- SOURCE DATA:
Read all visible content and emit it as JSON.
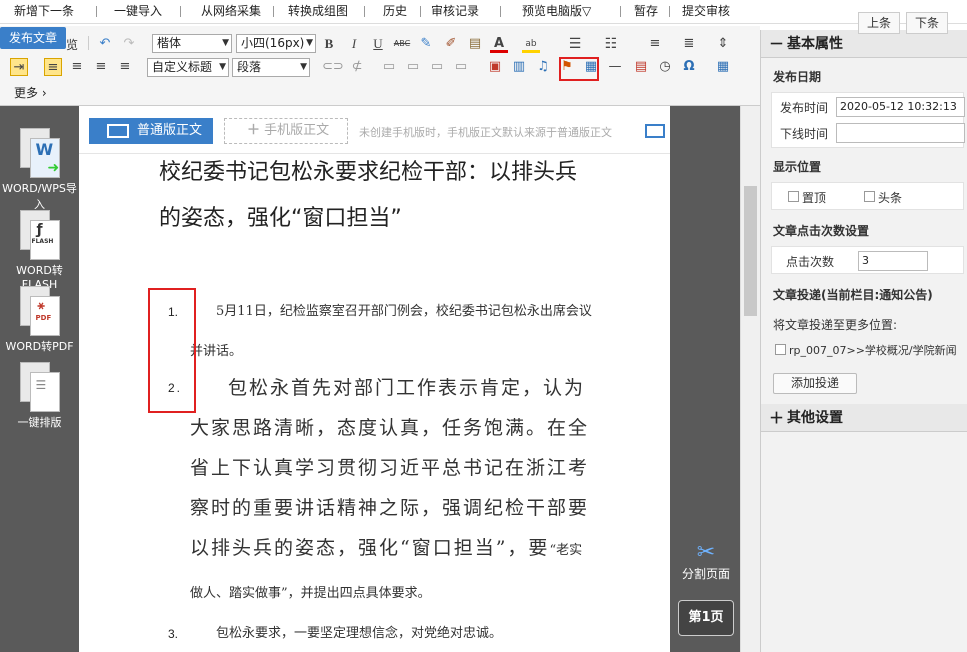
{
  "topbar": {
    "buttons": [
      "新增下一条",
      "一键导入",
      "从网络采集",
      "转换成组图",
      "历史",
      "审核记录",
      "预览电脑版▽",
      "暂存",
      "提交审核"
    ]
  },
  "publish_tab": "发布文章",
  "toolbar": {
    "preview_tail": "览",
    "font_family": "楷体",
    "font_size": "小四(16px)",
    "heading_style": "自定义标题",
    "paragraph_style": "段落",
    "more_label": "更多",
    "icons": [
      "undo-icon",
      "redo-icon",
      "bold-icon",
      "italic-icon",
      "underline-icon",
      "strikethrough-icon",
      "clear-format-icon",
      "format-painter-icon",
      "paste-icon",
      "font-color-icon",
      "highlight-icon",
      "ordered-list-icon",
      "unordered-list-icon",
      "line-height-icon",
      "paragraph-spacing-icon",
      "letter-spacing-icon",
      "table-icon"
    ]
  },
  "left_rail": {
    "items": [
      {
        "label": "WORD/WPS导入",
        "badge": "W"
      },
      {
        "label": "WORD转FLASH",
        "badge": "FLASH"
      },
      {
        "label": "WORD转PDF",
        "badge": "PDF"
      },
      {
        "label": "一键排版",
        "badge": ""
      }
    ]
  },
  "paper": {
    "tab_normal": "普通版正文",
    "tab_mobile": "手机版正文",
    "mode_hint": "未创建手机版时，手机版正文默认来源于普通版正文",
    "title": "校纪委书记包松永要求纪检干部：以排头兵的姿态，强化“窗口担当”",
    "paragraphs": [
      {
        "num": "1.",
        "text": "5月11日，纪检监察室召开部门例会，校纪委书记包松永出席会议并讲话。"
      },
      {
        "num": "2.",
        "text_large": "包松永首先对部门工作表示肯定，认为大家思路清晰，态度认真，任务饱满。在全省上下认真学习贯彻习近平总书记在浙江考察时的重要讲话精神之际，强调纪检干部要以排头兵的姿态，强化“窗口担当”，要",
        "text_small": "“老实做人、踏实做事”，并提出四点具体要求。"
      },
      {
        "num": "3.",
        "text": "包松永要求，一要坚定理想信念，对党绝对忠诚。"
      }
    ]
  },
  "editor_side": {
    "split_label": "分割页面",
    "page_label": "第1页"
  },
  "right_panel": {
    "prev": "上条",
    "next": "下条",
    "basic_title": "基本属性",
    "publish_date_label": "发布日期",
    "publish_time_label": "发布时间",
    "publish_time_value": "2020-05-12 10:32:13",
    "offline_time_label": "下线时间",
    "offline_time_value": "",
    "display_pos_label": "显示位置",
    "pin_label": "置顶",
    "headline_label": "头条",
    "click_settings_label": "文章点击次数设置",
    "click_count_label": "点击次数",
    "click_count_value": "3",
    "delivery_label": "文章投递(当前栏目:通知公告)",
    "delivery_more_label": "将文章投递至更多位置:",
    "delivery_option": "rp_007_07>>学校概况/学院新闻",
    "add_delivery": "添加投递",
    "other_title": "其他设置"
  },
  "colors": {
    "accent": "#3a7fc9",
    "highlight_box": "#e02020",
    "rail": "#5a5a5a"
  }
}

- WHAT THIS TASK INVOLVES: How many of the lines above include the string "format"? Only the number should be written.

- RESULT: 2